_YOUR ASSIGNMENT_
For each line of the listing that holds "Ange", show the full line.

_PROVIDED MATERIAL_

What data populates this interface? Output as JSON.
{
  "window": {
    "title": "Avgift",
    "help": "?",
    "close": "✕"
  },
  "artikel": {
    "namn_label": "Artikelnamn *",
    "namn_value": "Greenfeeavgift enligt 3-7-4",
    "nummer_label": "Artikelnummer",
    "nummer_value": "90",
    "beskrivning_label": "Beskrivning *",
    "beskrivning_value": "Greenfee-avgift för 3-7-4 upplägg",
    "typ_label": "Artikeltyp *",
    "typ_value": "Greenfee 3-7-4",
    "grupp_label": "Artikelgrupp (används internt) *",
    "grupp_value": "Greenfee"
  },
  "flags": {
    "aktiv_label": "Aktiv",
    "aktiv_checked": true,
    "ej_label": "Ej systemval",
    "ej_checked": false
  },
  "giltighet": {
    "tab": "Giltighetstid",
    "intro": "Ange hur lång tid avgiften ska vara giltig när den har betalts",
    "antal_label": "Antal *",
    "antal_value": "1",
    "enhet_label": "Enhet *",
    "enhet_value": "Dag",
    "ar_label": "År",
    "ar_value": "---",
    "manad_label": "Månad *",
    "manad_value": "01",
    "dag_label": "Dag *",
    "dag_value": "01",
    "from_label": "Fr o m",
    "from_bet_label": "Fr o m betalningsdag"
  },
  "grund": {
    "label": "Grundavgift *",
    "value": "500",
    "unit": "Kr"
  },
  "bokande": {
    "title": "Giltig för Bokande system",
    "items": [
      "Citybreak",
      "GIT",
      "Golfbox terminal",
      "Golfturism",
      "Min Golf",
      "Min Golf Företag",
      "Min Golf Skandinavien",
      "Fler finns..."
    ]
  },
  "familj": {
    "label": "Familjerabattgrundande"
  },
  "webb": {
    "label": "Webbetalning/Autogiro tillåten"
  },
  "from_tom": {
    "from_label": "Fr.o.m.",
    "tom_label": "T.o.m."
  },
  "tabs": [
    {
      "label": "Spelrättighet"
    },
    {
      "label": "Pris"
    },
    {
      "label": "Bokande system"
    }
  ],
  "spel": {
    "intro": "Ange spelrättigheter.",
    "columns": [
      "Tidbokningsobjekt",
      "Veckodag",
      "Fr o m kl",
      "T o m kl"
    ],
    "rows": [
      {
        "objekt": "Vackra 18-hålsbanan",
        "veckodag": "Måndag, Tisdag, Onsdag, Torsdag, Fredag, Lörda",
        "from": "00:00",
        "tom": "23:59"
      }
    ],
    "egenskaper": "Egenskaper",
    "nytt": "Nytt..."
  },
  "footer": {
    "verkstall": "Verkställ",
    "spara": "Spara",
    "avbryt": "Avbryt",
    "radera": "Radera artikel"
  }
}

_RESULT OF THE TASK_
    "intro": "Ange hur lång tid avgiften ska vara giltig när den har betalts",
    "intro": "Ange spelrättigheter.",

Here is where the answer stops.